And in it all, in the last week, I have lost so much. I have no words for the loss. Words fail me here, they fail me utterly.
It started on Saturday night. My family holding me while I shook and shook and shook and shook. My world grows small, my past grows smaller, everything seems so much more urgent. The phone calls come, at 2 AM, at 3 AM, at 4 AM, at 5 AM and I toss and turn, listening to voices in anguish from far away places, trying to sleep but my mother's agony keeps me away, from India, from Pakistan, the voices call and scream in pain, if shared sorrow is lessened, it didn't seem that way on Saturday night, Sunday morning.
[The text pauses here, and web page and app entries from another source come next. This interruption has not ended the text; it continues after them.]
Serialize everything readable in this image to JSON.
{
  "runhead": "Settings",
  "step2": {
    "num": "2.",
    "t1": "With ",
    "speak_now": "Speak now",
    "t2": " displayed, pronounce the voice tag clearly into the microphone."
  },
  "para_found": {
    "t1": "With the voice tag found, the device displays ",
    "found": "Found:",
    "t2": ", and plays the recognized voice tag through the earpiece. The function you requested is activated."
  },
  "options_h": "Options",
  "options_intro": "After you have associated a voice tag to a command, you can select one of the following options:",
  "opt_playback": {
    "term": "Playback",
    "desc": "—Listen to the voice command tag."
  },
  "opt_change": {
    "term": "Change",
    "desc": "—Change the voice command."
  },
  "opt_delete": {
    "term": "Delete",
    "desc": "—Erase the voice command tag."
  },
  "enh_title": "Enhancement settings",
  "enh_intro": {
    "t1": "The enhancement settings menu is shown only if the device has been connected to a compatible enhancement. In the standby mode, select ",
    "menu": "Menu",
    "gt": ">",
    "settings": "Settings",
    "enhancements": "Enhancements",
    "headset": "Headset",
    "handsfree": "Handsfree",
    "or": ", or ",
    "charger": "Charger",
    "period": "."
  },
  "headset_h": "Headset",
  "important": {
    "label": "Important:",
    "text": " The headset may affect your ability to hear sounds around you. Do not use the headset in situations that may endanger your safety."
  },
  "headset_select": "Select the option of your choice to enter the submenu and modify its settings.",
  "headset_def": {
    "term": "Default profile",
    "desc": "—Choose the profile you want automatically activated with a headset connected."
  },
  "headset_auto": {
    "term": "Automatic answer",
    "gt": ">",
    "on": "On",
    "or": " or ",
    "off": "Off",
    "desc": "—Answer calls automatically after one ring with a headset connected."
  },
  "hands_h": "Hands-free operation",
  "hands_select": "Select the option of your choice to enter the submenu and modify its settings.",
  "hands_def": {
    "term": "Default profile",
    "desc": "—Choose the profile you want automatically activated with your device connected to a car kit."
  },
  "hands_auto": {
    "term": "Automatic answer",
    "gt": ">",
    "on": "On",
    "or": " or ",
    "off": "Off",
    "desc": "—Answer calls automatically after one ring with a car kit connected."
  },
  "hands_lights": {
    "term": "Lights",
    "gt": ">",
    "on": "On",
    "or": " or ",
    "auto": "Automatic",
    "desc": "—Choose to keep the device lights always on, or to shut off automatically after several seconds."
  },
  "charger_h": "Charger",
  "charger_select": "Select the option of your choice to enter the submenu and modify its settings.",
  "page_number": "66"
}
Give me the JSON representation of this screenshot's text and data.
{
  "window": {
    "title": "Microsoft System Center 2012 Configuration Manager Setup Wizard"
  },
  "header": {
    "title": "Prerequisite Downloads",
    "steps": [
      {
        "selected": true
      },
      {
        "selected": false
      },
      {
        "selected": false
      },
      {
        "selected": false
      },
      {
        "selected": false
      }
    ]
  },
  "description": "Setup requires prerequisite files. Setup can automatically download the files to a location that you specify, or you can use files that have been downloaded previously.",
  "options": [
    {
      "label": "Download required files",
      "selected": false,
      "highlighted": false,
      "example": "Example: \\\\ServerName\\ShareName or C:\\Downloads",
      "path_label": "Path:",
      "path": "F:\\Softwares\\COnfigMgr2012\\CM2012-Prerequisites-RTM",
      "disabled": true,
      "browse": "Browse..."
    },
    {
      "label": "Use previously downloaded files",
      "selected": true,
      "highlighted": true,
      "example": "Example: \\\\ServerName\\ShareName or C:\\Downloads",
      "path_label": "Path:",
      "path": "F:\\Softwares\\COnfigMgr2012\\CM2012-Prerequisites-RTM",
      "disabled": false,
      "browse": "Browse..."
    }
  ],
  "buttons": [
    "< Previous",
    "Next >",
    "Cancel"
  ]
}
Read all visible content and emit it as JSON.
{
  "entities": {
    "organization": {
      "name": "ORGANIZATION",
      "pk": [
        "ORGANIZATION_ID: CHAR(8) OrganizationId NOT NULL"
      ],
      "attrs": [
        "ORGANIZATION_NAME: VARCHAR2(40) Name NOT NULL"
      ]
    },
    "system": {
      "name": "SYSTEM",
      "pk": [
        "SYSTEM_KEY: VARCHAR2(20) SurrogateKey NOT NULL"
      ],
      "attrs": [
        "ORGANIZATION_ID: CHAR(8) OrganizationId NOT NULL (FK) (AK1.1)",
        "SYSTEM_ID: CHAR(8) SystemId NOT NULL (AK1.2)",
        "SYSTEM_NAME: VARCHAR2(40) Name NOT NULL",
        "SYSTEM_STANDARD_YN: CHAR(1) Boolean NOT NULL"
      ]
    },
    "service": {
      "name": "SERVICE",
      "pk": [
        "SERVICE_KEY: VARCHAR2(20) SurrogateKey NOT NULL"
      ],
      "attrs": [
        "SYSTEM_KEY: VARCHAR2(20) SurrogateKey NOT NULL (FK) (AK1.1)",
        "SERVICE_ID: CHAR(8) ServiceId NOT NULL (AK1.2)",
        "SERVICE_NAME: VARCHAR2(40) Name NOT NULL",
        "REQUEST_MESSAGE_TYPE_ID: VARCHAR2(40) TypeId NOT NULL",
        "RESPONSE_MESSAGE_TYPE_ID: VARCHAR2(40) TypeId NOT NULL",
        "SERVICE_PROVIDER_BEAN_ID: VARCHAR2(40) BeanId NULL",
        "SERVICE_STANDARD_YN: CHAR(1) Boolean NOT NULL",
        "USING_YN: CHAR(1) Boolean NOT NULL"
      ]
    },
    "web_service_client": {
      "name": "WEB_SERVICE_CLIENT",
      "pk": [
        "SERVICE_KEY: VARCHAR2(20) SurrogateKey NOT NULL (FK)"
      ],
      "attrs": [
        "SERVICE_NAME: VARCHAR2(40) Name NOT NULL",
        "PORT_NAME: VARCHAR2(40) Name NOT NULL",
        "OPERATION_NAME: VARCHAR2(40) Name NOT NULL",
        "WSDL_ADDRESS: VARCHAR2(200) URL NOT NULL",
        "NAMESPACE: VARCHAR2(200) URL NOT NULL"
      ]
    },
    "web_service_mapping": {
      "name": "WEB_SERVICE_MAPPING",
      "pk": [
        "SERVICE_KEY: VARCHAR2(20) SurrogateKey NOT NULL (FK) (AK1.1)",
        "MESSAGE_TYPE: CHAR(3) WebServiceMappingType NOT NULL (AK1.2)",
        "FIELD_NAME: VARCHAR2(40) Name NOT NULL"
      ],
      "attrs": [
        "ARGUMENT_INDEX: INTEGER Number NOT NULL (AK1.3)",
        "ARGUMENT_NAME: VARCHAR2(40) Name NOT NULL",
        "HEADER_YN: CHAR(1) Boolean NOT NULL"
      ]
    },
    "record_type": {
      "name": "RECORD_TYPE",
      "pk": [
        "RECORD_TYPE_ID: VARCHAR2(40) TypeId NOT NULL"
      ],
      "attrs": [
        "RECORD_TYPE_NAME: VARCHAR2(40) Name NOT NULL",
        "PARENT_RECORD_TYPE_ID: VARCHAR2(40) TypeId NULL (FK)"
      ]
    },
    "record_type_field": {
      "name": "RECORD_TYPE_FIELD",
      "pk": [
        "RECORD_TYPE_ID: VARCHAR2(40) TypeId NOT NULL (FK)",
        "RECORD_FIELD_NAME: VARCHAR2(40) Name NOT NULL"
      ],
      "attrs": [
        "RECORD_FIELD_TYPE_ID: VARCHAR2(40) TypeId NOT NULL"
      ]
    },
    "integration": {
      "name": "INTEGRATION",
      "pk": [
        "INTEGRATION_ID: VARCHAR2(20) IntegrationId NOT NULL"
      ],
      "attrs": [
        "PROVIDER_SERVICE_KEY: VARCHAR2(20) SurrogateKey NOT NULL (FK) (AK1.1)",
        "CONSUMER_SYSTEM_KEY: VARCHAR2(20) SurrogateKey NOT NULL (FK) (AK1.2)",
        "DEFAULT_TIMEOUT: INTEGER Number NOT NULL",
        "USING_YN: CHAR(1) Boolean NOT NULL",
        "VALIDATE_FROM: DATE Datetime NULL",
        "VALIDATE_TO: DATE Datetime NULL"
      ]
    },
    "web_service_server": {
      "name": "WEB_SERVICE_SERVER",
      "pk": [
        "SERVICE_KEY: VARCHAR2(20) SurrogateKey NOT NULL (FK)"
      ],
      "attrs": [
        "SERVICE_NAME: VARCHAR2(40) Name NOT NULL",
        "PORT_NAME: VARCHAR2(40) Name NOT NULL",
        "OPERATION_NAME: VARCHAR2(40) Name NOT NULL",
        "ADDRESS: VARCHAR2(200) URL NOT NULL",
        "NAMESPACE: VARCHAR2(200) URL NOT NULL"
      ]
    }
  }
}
Mercy, I wanted to say, but there was none to be had. The stark realness of loss, the naked reality of a person vanishing into memory, just a memory, a voice I will never forget and never hear again, a person reduced only to what I can remember. "I saved her shawl for you," my mother said over the telephone, five days later, and is it enough?
It was raining in the graveyard. It was raining in the house, it was raining in the funeral home, it was raining in the mosque. The day was gray as it gets, and cold, and the sun never dared show its face, so dusk ate the day with the luxurious slowness of a cat with easy prey. And we moved her from place to place, and I saw him come outside, too late, only to stand in line again, and I saw him touch the body, too weak to carry it further, and I did not know how deep the pain could cut until that afternoon in the parking lot. And then, helping carry her down, doing the work with our bare hands as my cousin stood ankle deep inside the grave, it cut deeper.
Afterward, after everything, I sat in the car and called my wife and purged one last time while sickly, a world away, she said, "I'm so sorry," and "I'm so sorry," and "I'm so sorry" and somewhere in that final flood of tears and snot and complete breakdown, in there, I found some small sense of closure.
A week later almost now, a blink of an eye, yet it feels like forever ago. Undulating memories, undulating thoughts, and memories building up in me, pouring out of me, I remember everything, the locks on the folding top of rickshaws, the pattern on the walls of our house, the color of bougainvilleas, the smell of the mango tree in bloom, the walls of my school where she took us, the meticulous pattern of roads taken across the city, manors hundreds of years old still walled and penned in against attack. Memories that are so old that I thought I no longer had them.
Mercy. If there was any to be had, I found it in my family. In the embrace of my cousins, my aunts, my uncles, my parents, my brother. And my grandfather, stoic and patient as rocks. Over and over, he said, Sabr. Sabr. Sabr. And I couldn't bear his patience, and I couldn't bear his courage, and I couldn't bear his sickness. And I couldn't bear this. And I couldn't take it. And it was too much. And it was just this one word - Sabr. Patience. Or Courage. Or Be Stoic. Or something I was not. Could not. Be.
It rained all day and it rained all the way back and after being awake for two days, my shoes caked in graveyard mud, I walked through the door, shed my clothes, stood in scalding waters for a minute and then laid down next to my wife and I closed my eyes and slept, until noon the next day.
Becoming an orphan takes a lot of losses and this was the first. When I woke up, there was no rain in the sky, just some clouds, racing by, as if nothing had changed, liars that they are.